━━━ Input records

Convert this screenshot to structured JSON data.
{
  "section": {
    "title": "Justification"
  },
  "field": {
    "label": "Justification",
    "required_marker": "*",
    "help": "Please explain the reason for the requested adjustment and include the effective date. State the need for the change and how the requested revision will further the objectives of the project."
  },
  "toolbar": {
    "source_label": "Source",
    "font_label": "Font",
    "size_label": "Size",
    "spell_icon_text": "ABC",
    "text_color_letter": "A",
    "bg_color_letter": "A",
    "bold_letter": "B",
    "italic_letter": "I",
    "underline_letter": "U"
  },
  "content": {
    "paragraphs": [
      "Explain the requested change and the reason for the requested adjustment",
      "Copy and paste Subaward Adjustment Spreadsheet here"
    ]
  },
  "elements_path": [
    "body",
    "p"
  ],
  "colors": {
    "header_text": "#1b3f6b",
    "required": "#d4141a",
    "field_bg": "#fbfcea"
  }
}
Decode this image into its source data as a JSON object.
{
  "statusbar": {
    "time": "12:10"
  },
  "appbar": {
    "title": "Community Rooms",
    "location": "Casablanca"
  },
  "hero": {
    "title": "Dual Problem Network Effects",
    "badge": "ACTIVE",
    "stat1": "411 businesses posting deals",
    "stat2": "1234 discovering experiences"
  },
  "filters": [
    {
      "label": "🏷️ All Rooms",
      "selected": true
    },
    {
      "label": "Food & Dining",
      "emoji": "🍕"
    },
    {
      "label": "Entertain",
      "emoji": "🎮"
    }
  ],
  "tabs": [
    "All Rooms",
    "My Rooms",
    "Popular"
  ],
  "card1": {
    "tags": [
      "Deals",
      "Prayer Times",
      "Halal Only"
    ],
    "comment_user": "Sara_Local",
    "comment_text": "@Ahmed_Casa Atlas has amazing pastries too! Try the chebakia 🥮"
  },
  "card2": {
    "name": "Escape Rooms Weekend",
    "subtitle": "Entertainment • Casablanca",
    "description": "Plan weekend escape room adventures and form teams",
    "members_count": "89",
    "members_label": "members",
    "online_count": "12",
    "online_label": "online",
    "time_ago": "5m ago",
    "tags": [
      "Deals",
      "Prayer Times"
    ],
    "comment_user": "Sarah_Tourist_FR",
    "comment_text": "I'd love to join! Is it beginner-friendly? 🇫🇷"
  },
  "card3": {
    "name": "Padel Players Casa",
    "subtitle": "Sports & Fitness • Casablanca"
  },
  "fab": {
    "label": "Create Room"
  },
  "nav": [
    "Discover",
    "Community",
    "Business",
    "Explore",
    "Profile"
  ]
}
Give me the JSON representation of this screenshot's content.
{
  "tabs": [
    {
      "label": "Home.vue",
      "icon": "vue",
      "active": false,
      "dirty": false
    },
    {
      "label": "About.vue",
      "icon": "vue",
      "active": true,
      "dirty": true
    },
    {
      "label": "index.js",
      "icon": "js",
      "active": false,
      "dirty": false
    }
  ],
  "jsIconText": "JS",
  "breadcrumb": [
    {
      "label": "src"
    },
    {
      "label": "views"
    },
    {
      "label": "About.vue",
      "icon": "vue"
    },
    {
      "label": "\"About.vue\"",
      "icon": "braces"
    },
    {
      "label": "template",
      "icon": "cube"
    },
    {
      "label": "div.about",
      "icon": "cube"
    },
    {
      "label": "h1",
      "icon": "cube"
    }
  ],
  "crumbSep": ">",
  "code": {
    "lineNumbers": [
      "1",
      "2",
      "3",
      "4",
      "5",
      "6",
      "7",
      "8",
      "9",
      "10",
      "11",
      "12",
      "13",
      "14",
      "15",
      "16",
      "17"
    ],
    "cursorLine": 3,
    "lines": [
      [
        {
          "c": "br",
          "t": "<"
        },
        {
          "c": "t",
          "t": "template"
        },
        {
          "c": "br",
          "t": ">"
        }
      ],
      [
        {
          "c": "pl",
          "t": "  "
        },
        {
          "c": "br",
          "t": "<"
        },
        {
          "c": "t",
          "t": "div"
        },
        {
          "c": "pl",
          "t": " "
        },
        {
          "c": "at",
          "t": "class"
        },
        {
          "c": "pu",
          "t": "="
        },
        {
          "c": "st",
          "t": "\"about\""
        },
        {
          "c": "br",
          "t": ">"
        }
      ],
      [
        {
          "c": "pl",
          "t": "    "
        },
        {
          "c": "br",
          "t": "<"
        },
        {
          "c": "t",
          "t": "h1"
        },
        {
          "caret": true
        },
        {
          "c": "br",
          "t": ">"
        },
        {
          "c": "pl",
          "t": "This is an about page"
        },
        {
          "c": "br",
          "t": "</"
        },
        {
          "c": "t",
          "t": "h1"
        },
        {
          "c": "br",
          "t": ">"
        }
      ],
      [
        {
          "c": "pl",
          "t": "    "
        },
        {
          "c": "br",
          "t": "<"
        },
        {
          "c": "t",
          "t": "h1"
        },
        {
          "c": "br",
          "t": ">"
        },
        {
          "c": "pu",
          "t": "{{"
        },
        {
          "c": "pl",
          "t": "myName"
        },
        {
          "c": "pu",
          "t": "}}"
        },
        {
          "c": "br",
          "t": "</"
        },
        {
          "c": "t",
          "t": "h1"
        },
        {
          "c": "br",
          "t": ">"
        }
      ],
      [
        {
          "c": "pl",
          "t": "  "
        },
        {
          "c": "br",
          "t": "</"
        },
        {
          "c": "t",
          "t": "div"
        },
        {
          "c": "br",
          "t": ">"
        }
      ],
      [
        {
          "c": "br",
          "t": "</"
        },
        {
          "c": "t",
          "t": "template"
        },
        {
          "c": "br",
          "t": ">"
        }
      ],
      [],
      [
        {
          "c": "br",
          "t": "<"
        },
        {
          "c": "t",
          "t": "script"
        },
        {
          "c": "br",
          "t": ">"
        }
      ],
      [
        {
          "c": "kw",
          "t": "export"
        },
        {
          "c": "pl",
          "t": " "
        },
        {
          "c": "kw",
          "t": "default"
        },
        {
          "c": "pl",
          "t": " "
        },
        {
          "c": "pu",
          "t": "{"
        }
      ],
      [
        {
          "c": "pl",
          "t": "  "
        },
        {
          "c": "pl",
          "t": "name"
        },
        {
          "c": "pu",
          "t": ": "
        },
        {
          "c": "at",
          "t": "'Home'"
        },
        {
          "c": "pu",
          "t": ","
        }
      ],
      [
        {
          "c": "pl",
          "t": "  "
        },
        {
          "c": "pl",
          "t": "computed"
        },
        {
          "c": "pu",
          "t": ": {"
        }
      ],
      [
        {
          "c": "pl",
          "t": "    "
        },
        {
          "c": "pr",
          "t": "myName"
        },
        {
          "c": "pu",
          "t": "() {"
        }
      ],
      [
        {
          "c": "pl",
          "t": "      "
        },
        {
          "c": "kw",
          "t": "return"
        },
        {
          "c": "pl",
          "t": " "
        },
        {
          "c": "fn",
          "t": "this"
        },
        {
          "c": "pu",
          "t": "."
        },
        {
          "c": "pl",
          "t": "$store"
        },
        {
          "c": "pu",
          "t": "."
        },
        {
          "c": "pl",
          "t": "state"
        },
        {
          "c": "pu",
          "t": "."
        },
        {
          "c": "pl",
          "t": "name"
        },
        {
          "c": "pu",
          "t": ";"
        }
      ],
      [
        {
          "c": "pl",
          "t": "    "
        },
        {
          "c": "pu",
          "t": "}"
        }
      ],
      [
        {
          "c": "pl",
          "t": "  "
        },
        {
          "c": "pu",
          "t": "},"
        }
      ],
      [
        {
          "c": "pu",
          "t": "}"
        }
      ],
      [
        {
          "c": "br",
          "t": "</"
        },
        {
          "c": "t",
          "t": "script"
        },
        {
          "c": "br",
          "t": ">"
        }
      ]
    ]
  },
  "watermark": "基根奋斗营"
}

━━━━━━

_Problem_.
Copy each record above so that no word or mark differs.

_Result of the task_.
Convert this screenshot to structured JSON data.
{
  "section": {
    "title": "Justification"
  },
  "field": {
    "label": "Justification",
    "required_marker": "*",
    "help": "Please explain the reason for the requested adjustment and include the effective date. State the need for the change and how the requested revision will further the objectives of the project."
  },
  "toolbar": {
    "source_label": "Source",
    "font_label": "Font",
    "size_label": "Size",
    "spell_icon_text": "ABC",
    "text_color_letter": "A",
    "bg_color_letter": "A",
    "bold_letter": "B",
    "italic_letter": "I",
    "underline_letter": "U"
  },
  "content": {
    "paragraphs": [
      "Explain the requested change and the reason for the requested adjustment",
      "Copy and paste Subaward Adjustment Spreadsheet here"
    ]
  },
  "elements_path": [
    "body",
    "p"
  ],
  "colors": {
    "header_text": "#1b3f6b",
    "required": "#d4141a",
    "field_bg": "#fbfcea"
  }
}
Decode this image into its source data as a JSON object.
{
  "statusbar": {
    "time": "12:10"
  },
  "appbar": {
    "title": "Community Rooms",
    "location": "Casablanca"
  },
  "hero": {
    "title": "Dual Problem Network Effects",
    "badge": "ACTIVE",
    "stat1": "411 businesses posting deals",
    "stat2": "1234 discovering experiences"
  },
  "filters": [
    {
      "label": "🏷️ All Rooms",
      "selected": true
    },
    {
      "label": "Food & Dining",
      "emoji": "🍕"
    },
    {
      "label": "Entertain",
      "emoji": "🎮"
    }
  ],
  "tabs": [
    "All Rooms",
    "My Rooms",
    "Popular"
  ],
  "card1": {
    "tags": [
      "Deals",
      "Prayer Times",
      "Halal Only"
    ],
    "comment_user": "Sara_Local",
    "comment_text": "@Ahmed_Casa Atlas has amazing pastries too! Try the chebakia 🥮"
  },
  "card2": {
    "name": "Escape Rooms Weekend",
    "subtitle": "Entertainment • Casablanca",
    "description": "Plan weekend escape room adventures and form teams",
    "members_count": "89",
    "members_label": "members",
    "online_count": "12",
    "online_label": "online",
    "time_ago": "5m ago",
    "tags": [
      "Deals",
      "Prayer Times"
    ],
    "comment_user": "Sarah_Tourist_FR",
    "comment_text": "I'd love to join! Is it beginner-friendly? 🇫🇷"
  },
  "card3": {
    "name": "Padel Players Casa",
    "subtitle": "Sports & Fitness • Casablanca"
  },
  "fab": {
    "label": "Create Room"
  },
  "nav": [
    "Discover",
    "Community",
    "Business",
    "Explore",
    "Profile"
  ]
}
Give me the JSON representation of this screenshot's content.
{
  "tabs": [
    {
      "label": "Home.vue",
      "icon": "vue",
      "active": false,
      "dirty": false
    },
    {
      "label": "About.vue",
      "icon": "vue",
      "active": true,
      "dirty": true
    },
    {
      "label": "index.js",
      "icon": "js",
      "active": false,
      "dirty": false
    }
  ],
  "jsIconText": "JS",
  "breadcrumb": [
    {
      "label": "src"
    },
    {
      "label": "views"
    },
    {
      "label": "About.vue",
      "icon": "vue"
    },
    {
      "label": "\"About.vue\"",
      "icon": "braces"
    },
    {
      "label": "template",
      "icon": "cube"
    },
    {
      "label": "div.about",
      "icon": "cube"
    },
    {
      "label": "h1",
      "icon": "cube"
    }
  ],
  "crumbSep": ">",
  "code": {
    "lineNumbers": [
      "1",
      "2",
      "3",
      "4",
      "5",
      "6",
      "7",
      "8",
      "9",
      "10",
      "11",
      "12",
      "13",
      "14",
      "15",
      "16",
      "17"
    ],
    "cursorLine": 3,
    "lines": [
      [
        {
          "c": "br",
          "t": "<"
        },
        {
          "c": "t",
          "t": "template"
        },
        {
          "c": "br",
          "t": ">"
        }
      ],
      [
        {
          "c": "pl",
          "t": "  "
        },
        {
          "c": "br",
          "t": "<"
        },
        {
          "c": "t",
          "t": "div"
        },
        {
          "c": "pl",
          "t": " "
        },
        {
          "c": "at",
          "t": "class"
        },
        {
          "c": "pu",
          "t": "="
        },
        {
          "c": "st",
          "t": "\"about\""
        },
        {
          "c": "br",
          "t": ">"
        }
      ],
      [
        {
          "c": "pl",
          "t": "    "
        },
        {
          "c": "br",
          "t": "<"
        },
        {
          "c": "t",
          "t": "h1"
        },
        {
          "caret": true
        },
        {
          "c": "br",
          "t": ">"
        },
        {
          "c": "pl",
          "t": "This is an about page"
        },
        {
          "c": "br",
          "t": "</"
        },
        {
          "c": "t",
          "t": "h1"
        },
        {
          "c": "br",
          "t": ">"
        }
      ],
      [
        {
          "c": "pl",
          "t": "    "
        },
        {
          "c": "br",
          "t": "<"
        },
        {
          "c": "t",
          "t": "h1"
        },
        {
          "c": "br",
          "t": ">"
        },
        {
          "c": "pu",
          "t": "{{"
        },
        {
          "c": "pl",
          "t": "myName"
        },
        {
          "c": "pu",
          "t": "}}"
        },
        {
          "c": "br",
          "t": "</"
        },
        {
          "c": "t",
          "t": "h1"
        },
        {
          "c": "br",
          "t": ">"
        }
      ],
      [
        {
          "c": "pl",
          "t": "  "
        },
        {
          "c": "br",
          "t": "</"
        },
        {
          "c": "t",
          "t": "div"
        },
        {
          "c": "br",
          "t": ">"
        }
      ],
      [
        {
          "c": "br",
          "t": "</"
        },
        {
          "c": "t",
          "t": "template"
        },
        {
          "c": "br",
          "t": ">"
        }
      ],
      [],
      [
        {
          "c": "br",
          "t": "<"
        },
        {
          "c": "t",
          "t": "script"
        },
        {
          "c": "br",
          "t": ">"
        }
      ],
      [
        {
          "c": "kw",
          "t": "export"
        },
        {
          "c": "pl",
          "t": " "
        },
        {
          "c": "kw",
          "t": "default"
        },
        {
          "c": "pl",
          "t": " "
        },
        {
          "c": "pu",
          "t": "{"
        }
      ],
      [
        {
          "c": "pl",
          "t": "  "
        },
        {
          "c": "pl",
          "t": "name"
        },
        {
          "c": "pu",
          "t": ": "
        },
        {
          "c": "at",
          "t": "'Home'"
        },
        {
          "c": "pu",
          "t": ","
        }
      ],
      [
        {
          "c": "pl",
          "t": "  "
        },
        {
          "c": "pl",
          "t": "computed"
        },
        {
          "c": "pu",
          "t": ": {"
        }
      ],
      [
        {
          "c": "pl",
          "t": "    "
        },
        {
          "c": "pr",
          "t": "myName"
        },
        {
          "c": "pu",
          "t": "() {"
        }
      ],
      [
        {
          "c": "pl",
          "t": "      "
        },
        {
          "c": "kw",
          "t": "return"
        },
        {
          "c": "pl",
          "t": " "
        },
        {
          "c": "fn",
          "t": "this"
        },
        {
          "c": "pu",
          "t": "."
        },
        {
          "c": "pl",
          "t": "$store"
        },
        {
          "c": "pu",
          "t": "."
        },
        {
          "c": "pl",
          "t": "state"
        },
        {
          "c": "pu",
          "t": "."
        },
        {
          "c": "pl",
          "t": "name"
        },
        {
          "c": "pu",
          "t": ";"
        }
      ],
      [
        {
          "c": "pl",
          "t": "    "
        },
        {
          "c": "pu",
          "t": "}"
        }
      ],
      [
        {
          "c": "pl",
          "t": "  "
        },
        {
          "c": "pu",
          "t": "},"
        }
      ],
      [
        {
          "c": "pu",
          "t": "}"
        }
      ],
      [
        {
          "c": "br",
          "t": "</"
        },
        {
          "c": "t",
          "t": "script"
        },
        {
          "c": "br",
          "t": ">"
        }
      ]
    ]
  },
  "watermark": "基根奋斗营"
}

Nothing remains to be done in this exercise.